Apple’s big event, its September keynote, will be going down Wednesday at 10 a.m. PT, or 1 p.m. ET. Here are a few things to remember if you’re thinking about livestreaming it from Apple.
You’ll need to use Safari.
Cue the “LOL, the one time a year I use Safari” jokes, but, yeah, if you haven’t upgraded the browser in a while or don’t have it installed, you’ll want to make sure you have it at the ready; otherwise, going to the livestreaming Apple page is gonna give you nothing.
The good stuff may not come during the first hour.
The unveiling of the new iPhone will be the highlight of the event, and Apple knows that. So if you care about the iPhone stuff, you can probably skip the first hour or so. In 2015, the iPhone 6s announcement happened around 93 minutes into a 140-minute presentation — though, in 2014, Tim Cook launched immediately into the iPhone 6 news, so you never know.
Still, Apple’s standard operating procedure is to talk about updates and sales numbers and other smaller stuff before getting to the new phone. One caveat: If you are super into smartwatches, there’s a very good chance the Apple Watch 2 will be announced tomorrow, and that will most likely happen before the iPhone 7 reveal.
Maybe avoid Twitter?
I mean, obviously check in with the Select All Twitter account constantly, but Twitter during an Apple keynote is tens of thousands of tech people doing “yes, and” improv live, which is like a production of Swan Lake put on by horses. There are funny tech people out there, but the good-versus-not-good joke ratio during an Apple keynote on Twitter is pretty abysmal.
Also, maybe just don’t watch it?
John Herrman put this much more poetically over at the Awl in 2014, but, basically, consider how much you care about being among the absolutely first to know about, like, whether the new iPhone will come with Bluetooth earphones or ones that plug into the Lightning port. (Also, if you’re watching the livestream, you won’t be the first to know — it’s on about a ten-second delay from what folks are seeing at the Bill Graham Civic Auditorium in San Francisco.)
If you’re not a serious spec-head or gadget nerd, do you need to watch a two-hour-long PowerPoint (er, excuse me, Keynote) presentation about what a company plans to sell? There will be detailed roundups of every section of the keynote within minutes, and deeper analyses and buyer’s guides and hot takes and counterintuitive takes about Apple’s keynote by mid-afternoon Wednesday, and continuing on for probably the rest of the week. You will get your fill of Apple news, regardless of whether you watch the livestream or not.

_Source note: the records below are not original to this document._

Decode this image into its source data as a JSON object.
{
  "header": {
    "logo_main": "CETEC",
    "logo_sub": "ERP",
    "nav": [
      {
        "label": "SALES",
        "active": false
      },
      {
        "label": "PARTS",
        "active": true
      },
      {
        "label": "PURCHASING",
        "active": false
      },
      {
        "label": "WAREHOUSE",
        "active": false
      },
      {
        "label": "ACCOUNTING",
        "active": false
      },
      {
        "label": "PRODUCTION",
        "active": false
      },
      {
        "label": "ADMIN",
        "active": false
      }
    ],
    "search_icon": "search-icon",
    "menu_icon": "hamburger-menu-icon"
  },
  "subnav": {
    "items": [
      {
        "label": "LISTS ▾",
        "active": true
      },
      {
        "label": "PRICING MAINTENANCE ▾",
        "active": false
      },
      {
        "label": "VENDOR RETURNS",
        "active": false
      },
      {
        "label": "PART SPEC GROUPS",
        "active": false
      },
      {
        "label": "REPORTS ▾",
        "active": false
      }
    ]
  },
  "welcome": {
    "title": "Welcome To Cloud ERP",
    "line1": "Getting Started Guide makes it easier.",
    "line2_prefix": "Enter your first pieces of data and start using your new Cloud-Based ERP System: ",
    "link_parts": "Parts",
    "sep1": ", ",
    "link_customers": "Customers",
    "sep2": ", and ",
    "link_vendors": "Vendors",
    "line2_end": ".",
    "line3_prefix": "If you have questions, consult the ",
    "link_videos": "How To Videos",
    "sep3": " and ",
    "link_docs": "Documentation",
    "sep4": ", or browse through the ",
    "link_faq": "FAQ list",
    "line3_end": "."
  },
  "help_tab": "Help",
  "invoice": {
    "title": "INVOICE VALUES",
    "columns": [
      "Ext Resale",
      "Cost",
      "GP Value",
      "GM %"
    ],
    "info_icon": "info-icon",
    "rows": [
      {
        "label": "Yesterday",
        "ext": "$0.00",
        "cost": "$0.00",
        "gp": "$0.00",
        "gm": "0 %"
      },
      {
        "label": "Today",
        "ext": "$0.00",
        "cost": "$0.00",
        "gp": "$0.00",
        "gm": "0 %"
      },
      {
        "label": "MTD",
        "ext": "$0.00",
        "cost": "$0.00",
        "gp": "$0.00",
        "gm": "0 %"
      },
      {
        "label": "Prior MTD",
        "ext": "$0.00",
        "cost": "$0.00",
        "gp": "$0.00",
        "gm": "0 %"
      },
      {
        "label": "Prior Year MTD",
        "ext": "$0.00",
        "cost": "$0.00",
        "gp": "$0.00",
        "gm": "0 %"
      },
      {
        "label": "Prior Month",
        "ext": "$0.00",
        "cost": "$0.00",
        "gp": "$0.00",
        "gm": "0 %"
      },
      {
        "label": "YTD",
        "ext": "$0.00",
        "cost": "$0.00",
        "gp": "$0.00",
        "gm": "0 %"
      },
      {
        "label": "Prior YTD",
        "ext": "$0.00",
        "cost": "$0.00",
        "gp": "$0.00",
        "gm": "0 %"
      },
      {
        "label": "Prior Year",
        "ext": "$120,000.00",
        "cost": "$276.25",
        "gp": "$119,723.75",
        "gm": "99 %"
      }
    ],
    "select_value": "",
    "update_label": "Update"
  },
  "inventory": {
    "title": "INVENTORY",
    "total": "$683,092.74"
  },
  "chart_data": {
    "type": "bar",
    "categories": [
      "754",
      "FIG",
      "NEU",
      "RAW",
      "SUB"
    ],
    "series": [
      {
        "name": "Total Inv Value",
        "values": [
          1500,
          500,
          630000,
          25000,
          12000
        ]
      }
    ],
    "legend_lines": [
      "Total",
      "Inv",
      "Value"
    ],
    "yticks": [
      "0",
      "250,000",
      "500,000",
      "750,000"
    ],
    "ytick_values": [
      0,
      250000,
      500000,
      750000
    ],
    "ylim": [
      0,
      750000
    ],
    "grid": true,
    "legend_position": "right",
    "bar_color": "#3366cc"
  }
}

No one can argue that Apple makes revolutionary products. That doesn’t mean you have to watch this particular iteration of the revolution be televised.